Gold has been on a tear lately, reaching heights not scaled since 2013 to temporarily breach the $1600 an ounce level. However, with risk appetite also riding high on the back of easing trade frictions, and US and Iranian tensions appearing to have been defused for now, what is keeping the popular safe haven at such elevated levels and can the rally be sustained in 2020?
Trade war and central bank easing have been positive for gold
The price of gold had been actively supported during 2019 by a number of ongoing uncertainties – primarily, the trade war and Brexit. Gold tends to benefit from increased geopolitical tensions or economic stress as investors flee into safe assets. A fresh round of monetary easing by central banks around the world also contributed to gold’s uptrend that picked up speed in late May before entering a consolidation phase in September. But towards the end of the year, as the global economic outlook started to brighten somewhat, it was dollar selling and year-end hedging that spurred the precious metal’s breakout from its bullish flag.
Gold closed 2019 with gains of 18% and after initially peaking at $1583/oz in early January, it received another shot in the arm when tensions flared in the Middle East, with the United States and Iran exchanging hostilities. The fear of an all-out war in the region drove the yellow metal to an almost 7-year high of $1611/oz on January 8. Those tensions have since de-escalated and while prices have retreated closer to $1550/oz, the medium-term outlook for gold remains fairly bullish.
High demand despite easing tensions
So what is keeping gold in demand when the imminent threat of a conflict with Iran has receded, things are finally looking up on the trade front and there’s even positive progress with Brexit? One answer is none of those risks have completely dissipated.
Iran may have backed away from taking further retaliatory action against the US for the killing of its top military commander, but the region remains highly volatile and could easily escalate again. Geopolitical tensions are not confined to the Middle East, however. The ongoing protests in Hong Kong and the threat of new missile tests by North Korea add to the list of things that can go wrong in 2020.
Moreover, the trade war is far from resolved and with ‘phase one’ out of the way, the most crucial aspects of the trade dispute will be discussed in ‘phase two’ and could prove even more tumultuous. As for Brexit, the risk of a no-deal scenario will once again rear its ugly head at the end of 2020 as Britain pushes the EU for a swift trade deal.
Plenty to worry about in 2020
A blow-up of one or more of those risks would endanger the fragile recovery of the global economy, which if the hit is substantial enough, it could force the US Federal Reserve and other central banks to once again increase monetary stimulus. Expectations of Fed rate cuts triggered the gold’s upsurge during the summer and there was a further boost at the end of 2019 when policymakers signalled rates are likely to stay on hold throughout 2020.
The Fed’s neutral stance has put a lid on Treasury yields, which have not rallied despite the improving prospects for global growth. Bond yields move negatively with gold prices as investors dump the precious metal in favour of higher yielding sovereign bonds when interest rates are rising, and vice versa. Any deterioration of the growth picture could further increase the attractiveness of gold if investors begin to reassess their expectations of policy easing by the Fed in 2020.
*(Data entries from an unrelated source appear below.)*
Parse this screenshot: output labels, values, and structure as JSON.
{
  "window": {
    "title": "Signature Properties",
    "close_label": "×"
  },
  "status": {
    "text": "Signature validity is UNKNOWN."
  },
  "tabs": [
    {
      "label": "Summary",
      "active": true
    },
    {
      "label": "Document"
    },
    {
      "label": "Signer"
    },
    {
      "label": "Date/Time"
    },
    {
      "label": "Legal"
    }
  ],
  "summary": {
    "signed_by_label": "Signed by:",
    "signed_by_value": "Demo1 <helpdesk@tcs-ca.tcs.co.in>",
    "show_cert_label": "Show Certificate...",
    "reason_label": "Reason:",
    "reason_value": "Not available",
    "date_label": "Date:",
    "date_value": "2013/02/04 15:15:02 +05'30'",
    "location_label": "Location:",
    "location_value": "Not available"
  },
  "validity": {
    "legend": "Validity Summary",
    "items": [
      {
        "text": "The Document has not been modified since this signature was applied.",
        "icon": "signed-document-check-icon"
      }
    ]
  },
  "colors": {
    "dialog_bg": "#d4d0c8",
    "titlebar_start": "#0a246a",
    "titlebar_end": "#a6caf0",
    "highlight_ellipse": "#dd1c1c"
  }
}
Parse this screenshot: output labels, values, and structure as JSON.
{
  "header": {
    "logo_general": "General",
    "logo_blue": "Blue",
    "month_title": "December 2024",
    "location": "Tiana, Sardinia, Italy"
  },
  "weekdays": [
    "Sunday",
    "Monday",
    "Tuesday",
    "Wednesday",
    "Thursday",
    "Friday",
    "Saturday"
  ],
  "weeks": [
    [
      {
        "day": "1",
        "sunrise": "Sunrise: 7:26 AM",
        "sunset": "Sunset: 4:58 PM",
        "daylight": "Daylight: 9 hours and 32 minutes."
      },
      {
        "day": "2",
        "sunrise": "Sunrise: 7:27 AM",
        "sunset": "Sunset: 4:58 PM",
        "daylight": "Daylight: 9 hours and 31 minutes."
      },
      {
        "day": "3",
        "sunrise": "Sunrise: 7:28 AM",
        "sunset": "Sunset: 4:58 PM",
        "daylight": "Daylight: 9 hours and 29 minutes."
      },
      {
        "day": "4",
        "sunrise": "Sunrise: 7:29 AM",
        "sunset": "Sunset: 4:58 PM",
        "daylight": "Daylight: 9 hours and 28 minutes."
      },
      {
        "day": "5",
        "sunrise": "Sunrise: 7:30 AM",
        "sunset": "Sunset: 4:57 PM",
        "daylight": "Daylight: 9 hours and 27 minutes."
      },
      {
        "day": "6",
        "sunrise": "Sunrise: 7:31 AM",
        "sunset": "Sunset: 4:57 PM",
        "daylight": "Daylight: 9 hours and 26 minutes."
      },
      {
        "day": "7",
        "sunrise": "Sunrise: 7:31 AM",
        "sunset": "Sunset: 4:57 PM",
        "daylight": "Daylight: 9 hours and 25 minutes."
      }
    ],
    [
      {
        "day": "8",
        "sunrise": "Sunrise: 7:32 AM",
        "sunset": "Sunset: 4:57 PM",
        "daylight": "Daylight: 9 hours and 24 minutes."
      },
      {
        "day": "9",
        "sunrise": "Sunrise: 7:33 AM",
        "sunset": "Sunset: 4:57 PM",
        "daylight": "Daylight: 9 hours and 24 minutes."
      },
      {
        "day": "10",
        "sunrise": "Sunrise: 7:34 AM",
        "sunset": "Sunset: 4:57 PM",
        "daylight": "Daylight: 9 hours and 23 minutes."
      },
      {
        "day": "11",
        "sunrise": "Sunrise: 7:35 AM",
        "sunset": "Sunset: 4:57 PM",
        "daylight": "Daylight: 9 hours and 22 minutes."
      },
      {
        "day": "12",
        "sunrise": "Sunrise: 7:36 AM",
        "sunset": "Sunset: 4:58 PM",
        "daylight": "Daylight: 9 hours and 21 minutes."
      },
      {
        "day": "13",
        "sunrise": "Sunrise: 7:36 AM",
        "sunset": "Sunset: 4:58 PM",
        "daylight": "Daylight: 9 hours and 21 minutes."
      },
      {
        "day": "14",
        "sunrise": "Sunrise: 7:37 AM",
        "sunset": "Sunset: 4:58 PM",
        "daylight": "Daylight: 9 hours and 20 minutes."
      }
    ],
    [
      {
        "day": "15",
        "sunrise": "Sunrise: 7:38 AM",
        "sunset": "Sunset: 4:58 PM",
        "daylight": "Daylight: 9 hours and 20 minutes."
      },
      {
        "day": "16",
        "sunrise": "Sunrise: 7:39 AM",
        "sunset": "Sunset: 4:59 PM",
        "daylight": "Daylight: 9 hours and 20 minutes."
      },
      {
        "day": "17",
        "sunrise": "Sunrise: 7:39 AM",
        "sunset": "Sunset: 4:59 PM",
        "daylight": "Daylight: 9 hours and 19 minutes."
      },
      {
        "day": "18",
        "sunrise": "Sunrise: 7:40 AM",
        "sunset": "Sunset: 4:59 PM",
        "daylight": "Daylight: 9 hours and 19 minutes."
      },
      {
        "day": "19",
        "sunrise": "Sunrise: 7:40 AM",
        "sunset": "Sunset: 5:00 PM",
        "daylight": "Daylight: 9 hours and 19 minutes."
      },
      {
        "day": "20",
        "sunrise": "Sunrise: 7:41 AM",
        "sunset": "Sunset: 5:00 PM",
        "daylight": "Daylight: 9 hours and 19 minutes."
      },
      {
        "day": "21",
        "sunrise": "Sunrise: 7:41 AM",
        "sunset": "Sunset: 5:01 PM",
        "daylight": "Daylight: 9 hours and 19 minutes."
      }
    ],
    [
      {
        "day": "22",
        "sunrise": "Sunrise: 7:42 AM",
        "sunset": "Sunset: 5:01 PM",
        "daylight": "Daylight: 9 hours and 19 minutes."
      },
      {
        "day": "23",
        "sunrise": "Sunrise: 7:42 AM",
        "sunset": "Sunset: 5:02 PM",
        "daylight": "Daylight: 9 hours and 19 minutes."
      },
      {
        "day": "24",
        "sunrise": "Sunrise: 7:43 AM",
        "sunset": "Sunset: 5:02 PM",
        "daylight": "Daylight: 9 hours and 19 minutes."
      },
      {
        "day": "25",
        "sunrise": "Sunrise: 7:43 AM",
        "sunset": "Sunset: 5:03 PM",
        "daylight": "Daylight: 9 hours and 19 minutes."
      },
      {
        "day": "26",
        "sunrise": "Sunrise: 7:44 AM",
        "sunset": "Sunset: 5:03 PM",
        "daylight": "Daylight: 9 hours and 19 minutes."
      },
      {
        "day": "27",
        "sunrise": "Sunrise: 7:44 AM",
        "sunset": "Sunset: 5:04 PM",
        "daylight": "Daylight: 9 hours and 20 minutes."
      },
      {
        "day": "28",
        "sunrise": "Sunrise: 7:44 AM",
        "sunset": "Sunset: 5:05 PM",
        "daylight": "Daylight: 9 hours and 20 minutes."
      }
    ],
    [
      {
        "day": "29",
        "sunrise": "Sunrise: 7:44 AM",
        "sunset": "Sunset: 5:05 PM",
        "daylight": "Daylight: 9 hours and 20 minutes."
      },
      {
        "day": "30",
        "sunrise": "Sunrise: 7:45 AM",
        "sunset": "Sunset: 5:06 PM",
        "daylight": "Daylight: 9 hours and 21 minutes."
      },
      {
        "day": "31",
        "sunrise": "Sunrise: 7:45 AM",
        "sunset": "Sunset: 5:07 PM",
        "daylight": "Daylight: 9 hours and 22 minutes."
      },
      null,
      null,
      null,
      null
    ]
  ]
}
In the midst of the aforementioned risks, there has been another development that’s been boosting gold prices: de-dollarization. Over the past year, central banks have stepped up their diversification of